  1. Switch off the breakers supplying electricity to the fan
  1. Locate the screws holding the outer panel vent in place, and undo them with a screwdriver
  1. Remove the vent panel
  1. Remove the fan
  1. Gain comfortable access to the unit’s wiring, and look for anything suspicious

While a broken cable should be very easy to identify, having your appliance’s wiring diagram handy could make your life a lot easier.

#5 Test Your Thermostat

A temperature-regulating machine with a faulty temperature-regulating component is a modern day nightmare.

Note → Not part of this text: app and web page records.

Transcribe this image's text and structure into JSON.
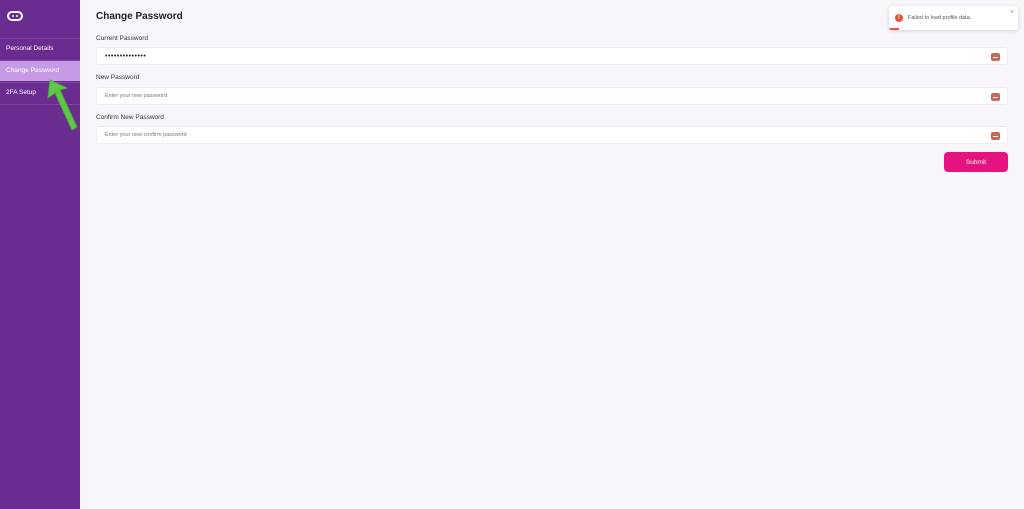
{
  "sidebar": {
    "items": [
      {
        "label": "Personal Details"
      },
      {
        "label": "Change Password",
        "active": true
      },
      {
        "label": "2FA Setup"
      }
    ]
  },
  "page": {
    "title": "Change Password"
  },
  "form": {
    "current_password": {
      "label": "Current Password",
      "value": "••••••••••••••",
      "placeholder": ""
    },
    "new_password": {
      "label": "New Password",
      "value": "",
      "placeholder": "Enter your new password"
    },
    "confirm_password": {
      "label": "Confirm New Password",
      "value": "",
      "placeholder": "Enter your new confirm password"
    },
    "submit_label": "Submit"
  },
  "toast": {
    "message": "Failed to load profile data.",
    "icon": "!",
    "close": "×"
  },
  "colors": {
    "sidebar": "#6a2c91",
    "active_item": "#c79ae6",
    "accent": "#e6127f",
    "error": "#e0533f",
    "annotation_arrow": "#5fc64a"
  },
  "icons": {
    "logo": "logo-icon",
    "password_toggle": "eye-icon",
    "toast_status": "error-icon",
    "annotation": "arrow-icon"
  }
}
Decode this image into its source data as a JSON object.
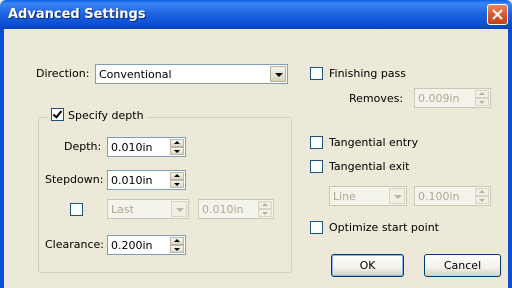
{
  "window": {
    "title": "Advanced Settings"
  },
  "direction": {
    "label": "Direction:",
    "value": "Conventional"
  },
  "depth_group": {
    "checkbox_label": "Specify depth",
    "depth": {
      "label": "Depth:",
      "value": "0.010in"
    },
    "stepdown": {
      "label": "Stepdown:",
      "value": "0.010in"
    },
    "last_pass": {
      "select_value": "Last",
      "value": "0.010in"
    },
    "clearance": {
      "label": "Clearance:",
      "value": "0.200in"
    }
  },
  "finishing": {
    "checkbox_label": "Finishing pass",
    "removes_label": "Removes:",
    "removes_value": "0.009in"
  },
  "tangential_entry": {
    "label": "Tangential entry"
  },
  "tangential_exit": {
    "label": "Tangential exit",
    "type_value": "Line",
    "length_value": "0.100in"
  },
  "optimize": {
    "label": "Optimize start point"
  },
  "buttons": {
    "ok": "OK",
    "cancel": "Cancel"
  }
}
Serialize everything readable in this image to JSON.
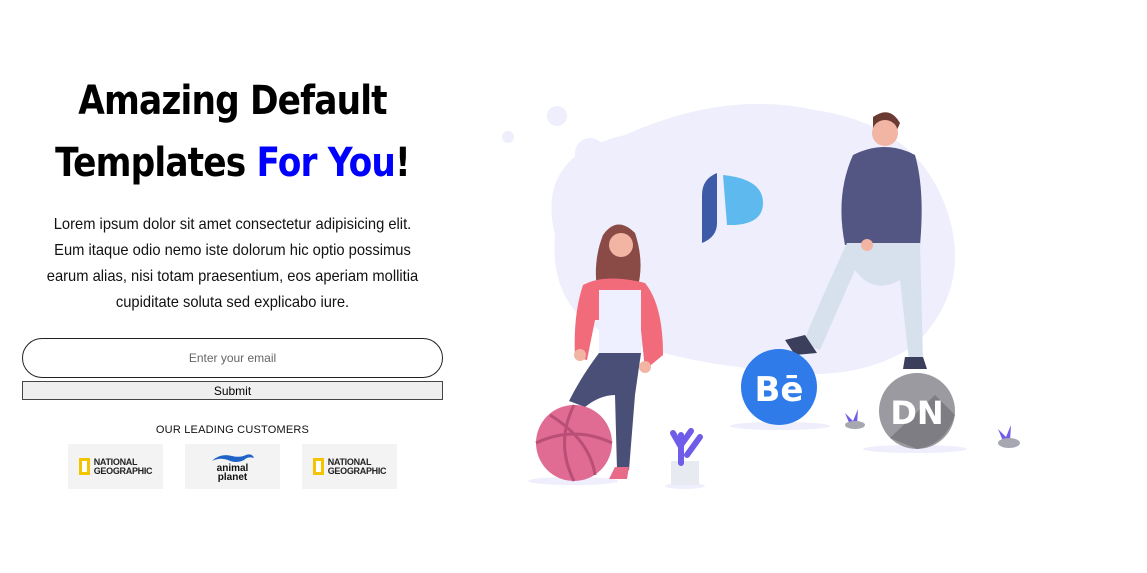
{
  "hero": {
    "headline_line1": "Amazing Default",
    "headline_line2_start": "Templates ",
    "headline_accent": "For You",
    "headline_end": "!",
    "description": "Lorem ipsum dolor sit amet consectetur adipisicing elit. Eum itaque odio nemo iste dolorum hic optio possimus earum alias, nisi totam praesentium, eos aperiam mollitia cupiditate soluta sed explicabo iure.",
    "accent_color": "#0000ff"
  },
  "form": {
    "email_placeholder": "Enter your email",
    "submit_label": "Submit"
  },
  "customers": {
    "title": "OUR LEADING CUSTOMERS",
    "logos": [
      {
        "icon": "national-geographic-logo",
        "line1": "NATIONAL",
        "line2": "GEOGRAPHIC"
      },
      {
        "icon": "animal-planet-logo",
        "line1": "animal",
        "line2": "planet"
      },
      {
        "icon": "national-geographic-logo",
        "line1": "NATIONAL",
        "line2": "GEOGRAPHIC"
      }
    ]
  },
  "illustration": {
    "behance_label": "Bē",
    "dribbble_label": "DN",
    "blob_color": "#eeeefc"
  }
}
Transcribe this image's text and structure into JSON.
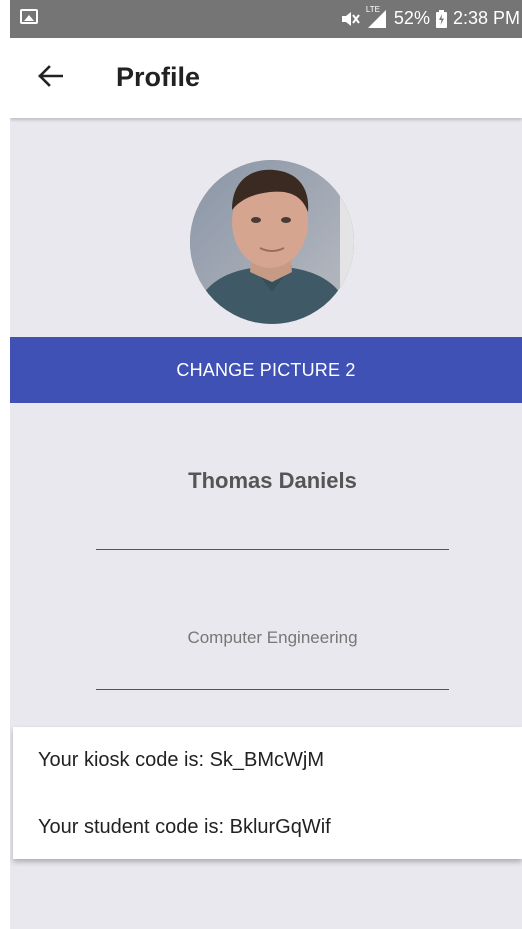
{
  "status_bar": {
    "battery_percent": "52%",
    "time": "2:38 PM",
    "network_label": "LTE",
    "left_icon": "gallery-icon",
    "icons": [
      "mute-icon",
      "signal-icon",
      "battery-charging-icon"
    ]
  },
  "app_bar": {
    "back_icon": "arrow-back-icon",
    "title": "Profile"
  },
  "profile": {
    "change_picture_label": "CHANGE PICTURE 2",
    "name": "Thomas Daniels",
    "major": "Computer Engineering"
  },
  "codes": {
    "kiosk_line": "Your kiosk code is: Sk_BMcWjM",
    "student_line": "Your student code is: BklurGqWif"
  },
  "colors": {
    "accent": "#3f51b5",
    "background": "#e8e8ee",
    "status_bar": "#757575"
  }
}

As you probably know, every whole house fan is equipped with a thermostat that is in charge of both sensing the temperature inside the unit, and regulating it accordingly to prevent overheating, and other potentially dangerous events.

When this part fails, your appliance becomes incapable of accurately sensing what is going on inside it, which could trigger an automatic deactivation, even when it’s not hot enough to pose any danger to its other internal components.

If this is the reason behind your machine’s malfunctioning, the news are not all bad. On one hand, you do have a broken thermostat, but on the other, everything else inside your whole house fan should be working fine.

Solution: Please follow the steps from the previous point to expose your appliance’s internal components and wiring. If you have a multimeter, you can use it to test the part for continuity.

#6 Replace the Capacitor

leaking capacitors
The fan’s motor can not work without a working capacitor

Lastly, let’s take a look at your capacitor.

This is the lifeblood of your appliance. Without it, your motor cannot function.

It’s that simple.

Diagnosing a malfunctioning capacitor can be tricky, as, depending on the damage to it, your whole house fan might not even turn on, but if it’s only partial, it could be allowing for intermittent operating cycles, resulting in a unit that keeps turning itself on or off.

Just as it happens with nearly every other item on the list above, as soon as you suspect this to be the culprit, you should stop using your appliance immediately.

Failing to do so could turn minor or partial damage, into a total loss.

Solution: Please follow these steps from point #4 to gain access to your appliance ‘s internal components. Once you have done that, carefully unscrew the motor and place it somewhere where you can work on it comfortably.

The capacitor should not be too hard to identify or replace, but if you want a detailed walkthrough that you can follow along step by step, there are tons of online videos you can check out.

Conclusion

To have your whole house fan keep turning itself on or off can be very inconvenient. Especially if it starts happening during hot months.

Luckily, as I hope you’ve learned on this piece, addressing most of the issues behind this occurrence is not too difficult, and should not take up a lot of your time.

More often than not, making sure to give the appliance proper maintenance is all that is needed to keep it working normally, and last for a very long time.

Thank you for reading. If you found this article helpful, why not become an expert in the topic by checking out our other wonderful resources below?

Stay cool!